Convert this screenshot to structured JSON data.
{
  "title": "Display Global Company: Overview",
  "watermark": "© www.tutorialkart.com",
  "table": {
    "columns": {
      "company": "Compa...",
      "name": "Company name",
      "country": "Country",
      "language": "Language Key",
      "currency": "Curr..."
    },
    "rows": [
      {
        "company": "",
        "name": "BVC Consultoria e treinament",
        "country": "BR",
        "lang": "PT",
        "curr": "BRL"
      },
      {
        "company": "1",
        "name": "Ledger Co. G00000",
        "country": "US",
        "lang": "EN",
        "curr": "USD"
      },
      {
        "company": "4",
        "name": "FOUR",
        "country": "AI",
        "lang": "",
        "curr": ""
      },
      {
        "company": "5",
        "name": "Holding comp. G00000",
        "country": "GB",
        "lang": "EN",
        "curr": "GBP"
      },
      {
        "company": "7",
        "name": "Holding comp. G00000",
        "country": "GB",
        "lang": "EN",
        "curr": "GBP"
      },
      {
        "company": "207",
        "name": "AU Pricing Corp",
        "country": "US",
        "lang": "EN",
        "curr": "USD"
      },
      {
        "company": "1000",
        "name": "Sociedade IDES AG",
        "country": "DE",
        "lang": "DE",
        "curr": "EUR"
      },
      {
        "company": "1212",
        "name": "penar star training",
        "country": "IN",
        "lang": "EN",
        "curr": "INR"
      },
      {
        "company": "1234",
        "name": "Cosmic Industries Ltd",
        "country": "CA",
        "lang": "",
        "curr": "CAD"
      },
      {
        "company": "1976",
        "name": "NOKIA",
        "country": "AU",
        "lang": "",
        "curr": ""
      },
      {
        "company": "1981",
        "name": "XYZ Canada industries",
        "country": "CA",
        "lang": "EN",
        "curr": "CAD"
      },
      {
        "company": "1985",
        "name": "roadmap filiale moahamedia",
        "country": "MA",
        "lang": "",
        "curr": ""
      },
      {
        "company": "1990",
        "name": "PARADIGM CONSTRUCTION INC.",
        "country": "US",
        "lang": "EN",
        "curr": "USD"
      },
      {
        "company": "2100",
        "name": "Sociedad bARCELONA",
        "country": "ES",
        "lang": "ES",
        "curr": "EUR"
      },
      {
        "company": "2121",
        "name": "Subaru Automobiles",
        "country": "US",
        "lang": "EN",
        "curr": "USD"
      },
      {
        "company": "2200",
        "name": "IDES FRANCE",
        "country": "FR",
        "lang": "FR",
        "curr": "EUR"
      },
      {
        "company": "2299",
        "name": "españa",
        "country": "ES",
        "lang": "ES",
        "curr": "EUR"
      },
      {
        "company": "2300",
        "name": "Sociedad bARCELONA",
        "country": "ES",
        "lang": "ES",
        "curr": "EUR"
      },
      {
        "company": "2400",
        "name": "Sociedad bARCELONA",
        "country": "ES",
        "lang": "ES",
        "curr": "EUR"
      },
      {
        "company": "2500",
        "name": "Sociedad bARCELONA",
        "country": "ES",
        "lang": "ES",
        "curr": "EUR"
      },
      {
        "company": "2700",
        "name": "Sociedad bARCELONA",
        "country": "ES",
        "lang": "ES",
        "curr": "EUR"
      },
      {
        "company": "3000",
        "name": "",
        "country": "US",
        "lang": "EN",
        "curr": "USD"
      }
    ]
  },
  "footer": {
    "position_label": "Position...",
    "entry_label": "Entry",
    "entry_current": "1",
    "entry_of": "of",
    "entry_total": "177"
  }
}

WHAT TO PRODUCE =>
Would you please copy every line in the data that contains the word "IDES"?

RESPONSE AREA =>
        "name": "Sociedade IDES AG",
        "name": "IDES FRANCE",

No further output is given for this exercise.